Many people think that emails have to be better for the environment; they are not perceived as real, not physically present, simply a message somewhere “in the clouds.” That may be true on the surface, but when you look deeper you find a different reality. Thirty or forty years ago, in response to the Clean Water and Air Act, as well as public pressure, the paper and pulp industries underwent a self-imposed clean-up. Today, over sixty percent of paper and pulp plants are run by renewable energy1. They have cleaned their water waste, they have eliminated their use of elemental chlorine. Now consider the energy consumed by that nonexistent email. Of course, it isn’t really a “message in the clouds”; it’s a message that exists, occupying space (admittedly an infinitesimal amount of space) on someone’s server, somewhere. And what brings that message to life is the electricity coursing through that space. Adding together all the spaces where all the seemingly nonexistent emails reside makes it easy to see why data centers use twice as much energy in this country as the paper, pulp, and printing industries combined Just data centers, not the vast number of computers where that email is destined to go. In addition to consuming twice as much energy, only 10% of that energy is from renewable sources2 and their consumption is growing exponentially. Obviously, a piece of paper exists; it has substance. But once it has been created and been printed upon, it no longer consumes any energy—it makes no difference if one person reads it or it is passed from cubicle to cubicle in a large office. In fact that piece of paper is a storehouse of potential, awaiting re-creation as some new, different paper product through recycling. The seeming nonexistent email, however, uses energy every time it is viewed. And many people leave their computers on all the time. One personal computer left on for five months uses as much energy as a single person’s paper and printing for the year3—and that’s without adding in the vast amounts consumed by the data centers.Forgetting where the energy comes from entirely, the very act of printing out an article news story online will most certainly shrink your carbon footprint. Instead of leaving your computer on, server running, keeping your article minimized all day– print your article, and read your article. Again, should you take even less than 45 minutes to read , your carbon footprint for that action will be significantly larger than printing all of your emails and news articles then closing out your browser and turning off your computer.

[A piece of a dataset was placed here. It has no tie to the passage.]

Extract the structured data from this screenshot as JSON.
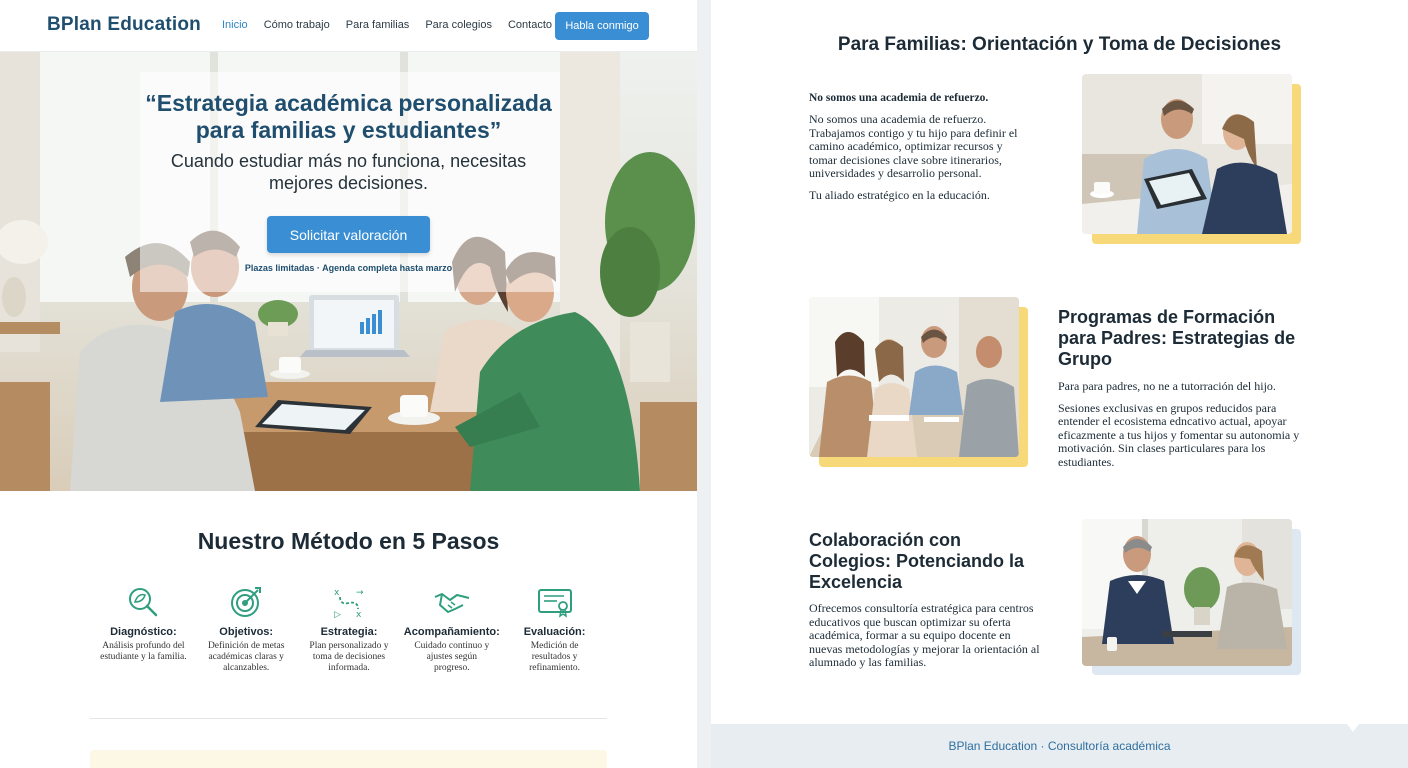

58.4% of paper is recycled in this country4. The remaining paper ends up in landfills, where it accounts for about 1.5% of the total material. It decomposes, creating no hazardous waste, and although it does no harm, we view it as a wasted resource, so we’re working to get more recycled. That 58.4 % is up from 56% just a year ago5. And every year we are recycling more. But only 10% of computers are getting recycled6. Consumer electronics today represent 5% of landfills7 and 70% of all toxic waste and heavy metals. And what components are in these castoff electronics? Cadmium, nickel, mercury, lead, dioxin—products known to poison, to damage the nervous system, and to cause cancer.
Paper is made from secondary forests. Most American paper comes from multicultural, organic sustainable forests that clean the water and the air. Clearing 15% to 25% every 20 years leaves the forests the same year after year because that’s the rate at which it grows, basically pruning the forest. Even the worst-case scenario—clear-cutting a section—creates meadows and underbrush, good places for song and migratory birds, and other small animals. And after 75 years it is impossible to tell which area was cut and which area was not, depending on the forest.In comparison, an area that is strip-mined or mountain side removed, the land becomes dead forever. Removing minerals from the earth is energy intensive and it destroys the land; it fouls the water and causes landslides. And let me repeat, the land is dead forever. Computers are built from minerals, those same minerals that are currently ending up in landfills.Mining has more direct human costs, too. Coltan, short for columbite-tantalite, is an ore essential for capacitors in almost every kind of electronic device, including computers. The struggle for control of the coltan resources in the Democratic Republic of Congo has been a significant factor in the civil war there, one of the deadliest wars of all time.
There are human benefits and costs associated with the manufacturing process as well. A job where there wasn’t one before is a wonderful thing. But that job should be safe, protected by environmental legislation like our Clean Water and Clean Air Act and regulated by watchdog agencies like OSHA. In some cases even the simplest change can improve working conditions, often with no economic impact to the company. For example, workers should be rotated through different aspects of the manufacturing process to prevent repetitive-stress injuries. An in-depth discussion of the problems in computer manufacturing, can be found in this recent New York Times article: Click To Read Further
So, back to the original question: which is really better for the environment, traditional direct-mail printing or email?
We’re not suggesting that everyone should, or even could, stop using computers; we use them, too. But rather than touting themselves as environmental saviors, the electronics industry should learn from the environmentally conscious steps the print industry has taken to transform itself. Direct mail, especially on paper from American-grown and manufactured pulp, supports sustainable forests and sustainable lives for American workers.Perhaps it is time to reconsider the real attributes of substance versus nothingness.